[STUDY MATERIAL Boundary: Start]
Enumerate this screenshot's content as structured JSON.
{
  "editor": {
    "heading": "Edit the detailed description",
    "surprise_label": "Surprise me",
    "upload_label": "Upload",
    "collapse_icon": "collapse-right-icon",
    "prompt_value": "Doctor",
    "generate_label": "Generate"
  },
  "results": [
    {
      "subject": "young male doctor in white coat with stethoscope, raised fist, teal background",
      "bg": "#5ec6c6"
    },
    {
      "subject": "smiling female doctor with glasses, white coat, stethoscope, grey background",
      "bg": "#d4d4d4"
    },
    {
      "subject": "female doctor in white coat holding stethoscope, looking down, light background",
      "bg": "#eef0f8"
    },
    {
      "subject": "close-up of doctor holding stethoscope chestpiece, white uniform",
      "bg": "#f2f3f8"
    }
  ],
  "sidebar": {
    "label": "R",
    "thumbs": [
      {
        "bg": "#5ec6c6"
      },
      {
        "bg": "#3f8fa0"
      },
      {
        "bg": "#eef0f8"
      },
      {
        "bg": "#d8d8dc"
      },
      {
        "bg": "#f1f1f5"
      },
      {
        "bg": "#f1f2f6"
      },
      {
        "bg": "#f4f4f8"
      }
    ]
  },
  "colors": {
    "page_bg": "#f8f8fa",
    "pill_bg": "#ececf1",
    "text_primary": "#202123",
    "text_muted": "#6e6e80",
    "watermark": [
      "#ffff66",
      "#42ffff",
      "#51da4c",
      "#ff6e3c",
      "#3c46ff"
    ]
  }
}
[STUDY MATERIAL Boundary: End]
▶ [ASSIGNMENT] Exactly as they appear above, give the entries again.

▶ [TASK ANSWER]
Enumerate this screenshot's content as structured JSON.
{
  "editor": {
    "heading": "Edit the detailed description",
    "surprise_label": "Surprise me",
    "upload_label": "Upload",
    "collapse_icon": "collapse-right-icon",
    "prompt_value": "Doctor",
    "generate_label": "Generate"
  },
  "results": [
    {
      "subject": "young male doctor in white coat with stethoscope, raised fist, teal background",
      "bg": "#5ec6c6"
    },
    {
      "subject": "smiling female doctor with glasses, white coat, stethoscope, grey background",
      "bg": "#d4d4d4"
    },
    {
      "subject": "female doctor in white coat holding stethoscope, looking down, light background",
      "bg": "#eef0f8"
    },
    {
      "subject": "close-up of doctor holding stethoscope chestpiece, white uniform",
      "bg": "#f2f3f8"
    }
  ],
  "sidebar": {
    "label": "R",
    "thumbs": [
      {
        "bg": "#5ec6c6"
      },
      {
        "bg": "#3f8fa0"
      },
      {
        "bg": "#eef0f8"
      },
      {
        "bg": "#d8d8dc"
      },
      {
        "bg": "#f1f1f5"
      },
      {
        "bg": "#f1f2f6"
      },
      {
        "bg": "#f4f4f8"
      }
    ]
  },
  "colors": {
    "page_bg": "#f8f8fa",
    "pill_bg": "#ececf1",
    "text_primary": "#202123",
    "text_muted": "#6e6e80",
    "watermark": [
      "#ffff66",
      "#42ffff",
      "#51da4c",
      "#ff6e3c",
      "#3c46ff"
    ]
  }
}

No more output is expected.